At least you ought to show that you’ve thought it through for yourself. That you’re not just siding with one gang or the other or proving your antipathy for various adversaries.

When politics becomes lethal, responsibility ascends.’

Read the full story in the Winston-Salem Journal here, and the full Point of View column by Nichol here in the News & Observer.

(Note: Nichol is a board member of the N.C. Justice Center, the larger anti-poverty non-profit that N.C. Policy Watch is a part of).
Commentary

Richard Burr 2Those looking for some good news from the nation’ capital — any good news — got a small dose over the weekend in this story in the New York Times about the Obama administration’s progress in restoring a measure of balance to the federal judiciary. As the Times reported, after five years and an important rule change to limit the use of the filibuster in the Senate, the federal courts are, today, somewhat less completely under the thumb of the corporate and ideological right.

The shift, one of the most significant but unheralded accomplishments of the Obama era, is likely to have ramifications for how the courts decide the legality of some of the president’s most controversial actions on health care, immigration and clean air. Since today’s Congress has been a graveyard for legislative accomplishment, these judicial confirmations are likely to be among its most enduring acts.

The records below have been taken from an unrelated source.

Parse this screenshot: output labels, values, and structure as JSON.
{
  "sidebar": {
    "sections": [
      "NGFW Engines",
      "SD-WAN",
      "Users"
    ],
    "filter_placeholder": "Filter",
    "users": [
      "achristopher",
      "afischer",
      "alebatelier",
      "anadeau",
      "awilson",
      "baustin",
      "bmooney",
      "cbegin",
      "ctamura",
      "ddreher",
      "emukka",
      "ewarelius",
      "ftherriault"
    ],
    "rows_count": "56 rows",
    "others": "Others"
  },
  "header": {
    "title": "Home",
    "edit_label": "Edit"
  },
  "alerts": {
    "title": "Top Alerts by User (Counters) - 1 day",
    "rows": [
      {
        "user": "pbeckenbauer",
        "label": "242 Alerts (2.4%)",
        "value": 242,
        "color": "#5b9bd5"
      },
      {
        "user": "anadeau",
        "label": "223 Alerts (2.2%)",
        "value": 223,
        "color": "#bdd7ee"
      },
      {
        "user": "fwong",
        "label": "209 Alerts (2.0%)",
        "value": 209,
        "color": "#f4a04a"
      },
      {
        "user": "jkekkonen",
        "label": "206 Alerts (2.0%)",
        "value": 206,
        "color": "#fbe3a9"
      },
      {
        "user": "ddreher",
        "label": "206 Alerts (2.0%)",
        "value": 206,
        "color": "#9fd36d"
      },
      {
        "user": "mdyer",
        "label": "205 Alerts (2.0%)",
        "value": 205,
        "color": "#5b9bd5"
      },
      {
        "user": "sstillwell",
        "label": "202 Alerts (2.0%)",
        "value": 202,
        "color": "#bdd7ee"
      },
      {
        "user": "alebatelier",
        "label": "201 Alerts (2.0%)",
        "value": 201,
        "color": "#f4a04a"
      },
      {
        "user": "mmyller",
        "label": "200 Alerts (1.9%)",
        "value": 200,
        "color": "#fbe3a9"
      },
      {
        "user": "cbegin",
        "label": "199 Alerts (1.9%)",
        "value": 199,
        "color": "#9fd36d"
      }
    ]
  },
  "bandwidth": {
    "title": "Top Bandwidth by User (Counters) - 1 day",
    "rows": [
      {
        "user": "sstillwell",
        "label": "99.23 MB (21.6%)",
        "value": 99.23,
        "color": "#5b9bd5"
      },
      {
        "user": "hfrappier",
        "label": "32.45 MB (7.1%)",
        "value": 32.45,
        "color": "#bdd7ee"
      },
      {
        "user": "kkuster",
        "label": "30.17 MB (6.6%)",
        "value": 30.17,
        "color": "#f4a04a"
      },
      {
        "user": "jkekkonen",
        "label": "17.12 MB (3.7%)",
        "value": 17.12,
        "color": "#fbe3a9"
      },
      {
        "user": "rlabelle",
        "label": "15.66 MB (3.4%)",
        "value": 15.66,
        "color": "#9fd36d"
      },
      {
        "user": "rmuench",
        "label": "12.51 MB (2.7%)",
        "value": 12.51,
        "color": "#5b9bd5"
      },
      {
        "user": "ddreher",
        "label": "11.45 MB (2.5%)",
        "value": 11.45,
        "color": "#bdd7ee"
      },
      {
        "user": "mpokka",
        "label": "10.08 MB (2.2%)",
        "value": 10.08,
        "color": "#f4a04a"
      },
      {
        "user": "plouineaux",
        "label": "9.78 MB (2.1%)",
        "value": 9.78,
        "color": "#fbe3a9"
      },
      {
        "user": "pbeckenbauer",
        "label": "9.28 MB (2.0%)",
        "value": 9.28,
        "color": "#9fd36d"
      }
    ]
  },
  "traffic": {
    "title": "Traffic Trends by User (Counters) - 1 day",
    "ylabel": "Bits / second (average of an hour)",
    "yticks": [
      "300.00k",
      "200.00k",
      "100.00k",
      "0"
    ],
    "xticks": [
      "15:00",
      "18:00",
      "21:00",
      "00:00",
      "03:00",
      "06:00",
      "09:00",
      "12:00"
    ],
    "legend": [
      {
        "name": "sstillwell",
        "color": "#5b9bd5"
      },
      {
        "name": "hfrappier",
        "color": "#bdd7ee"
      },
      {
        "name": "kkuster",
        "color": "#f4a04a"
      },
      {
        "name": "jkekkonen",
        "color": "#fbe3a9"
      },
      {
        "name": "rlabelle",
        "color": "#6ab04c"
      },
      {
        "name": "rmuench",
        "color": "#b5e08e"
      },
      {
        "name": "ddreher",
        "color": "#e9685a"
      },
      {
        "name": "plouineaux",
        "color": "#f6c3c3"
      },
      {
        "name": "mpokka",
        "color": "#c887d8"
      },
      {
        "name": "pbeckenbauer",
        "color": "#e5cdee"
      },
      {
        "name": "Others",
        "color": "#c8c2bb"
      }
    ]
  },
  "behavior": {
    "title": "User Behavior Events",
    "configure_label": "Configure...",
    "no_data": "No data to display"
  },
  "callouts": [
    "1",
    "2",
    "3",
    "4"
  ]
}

One ongoing and absurd exception to this progress, however, is Senator Richard Burr’s shameful and unexplained blockade of federal District Court nominee Jennifer May-Parker, which is now going on 15 months old. Given the progress that the U.S. Senate has made in this realm by dispensing with filibuster on such matters, let’s hope Senate Judiciary Committee chairman Patrick Leahy of Vermont soon takes the next logical step by doing away with the obsolete and egregiously-abused “blue slip” rule that is enabling Burr’s petulant, one-man Jess Helms impersonation.

Read the entire Times article by clicking here.

Commentary

Cherie Berry 2It’s no secret that North Carolina state Labor Commissioner Cherie Berry has been doing the bidding of the state’s employer community for years. If there’s an important issue impacting the well-being of the state’s workers, you can always rest assured that Berry will either be: a) defending/making excuses  for employers or b) AWOL.

This latter description aptly summarizes Berry’s performance (or rather lack thereof) when it comes to the issue so thoroughly described in a recent series of Raleigh’s News & Observer: “Contract the cheat.”

Saturday’s editorial in the N&O neatly summarized the issue and Berry’s ongoing dereliction of her duties: Read More

News

Governor Pat McCrory issued a video press release Friday afternoon announcing his decision not to call the Legislature back for a special session.mc-912b

“It would be counterproductive and a waste of taxpayer money to bring the General Assembly back when there is no agreement in place on issues already voted on. And after a lengthy session they need a break, and frankly, I need a break from them,” the governor quipped.

“However, if a major job recruitment effort develops and it requires legislative support, I will bring lawmakers back to Raleigh.”

Rep. Susi Hamilton (D-New Hanover) and Rep. Ted Davis (R-New Hanover) wrote to McCrory in late August requesting a special session so legislators could pass an economic development bill, extend film tax credits, and reconsider a $20 million catalyst or closing fund.

State Commerce Secretary Sharon Decker also backed the idea of the special session. Decker told the state’s economic development board last month she had already heard that several TV shows and film projects may be backing out of North Carolina because of the changes to the tax credit program for the film industry.

Americans for Prosperity had urged McCrory to ignore those appeals and not have lawmakers return to Raleigh this fall.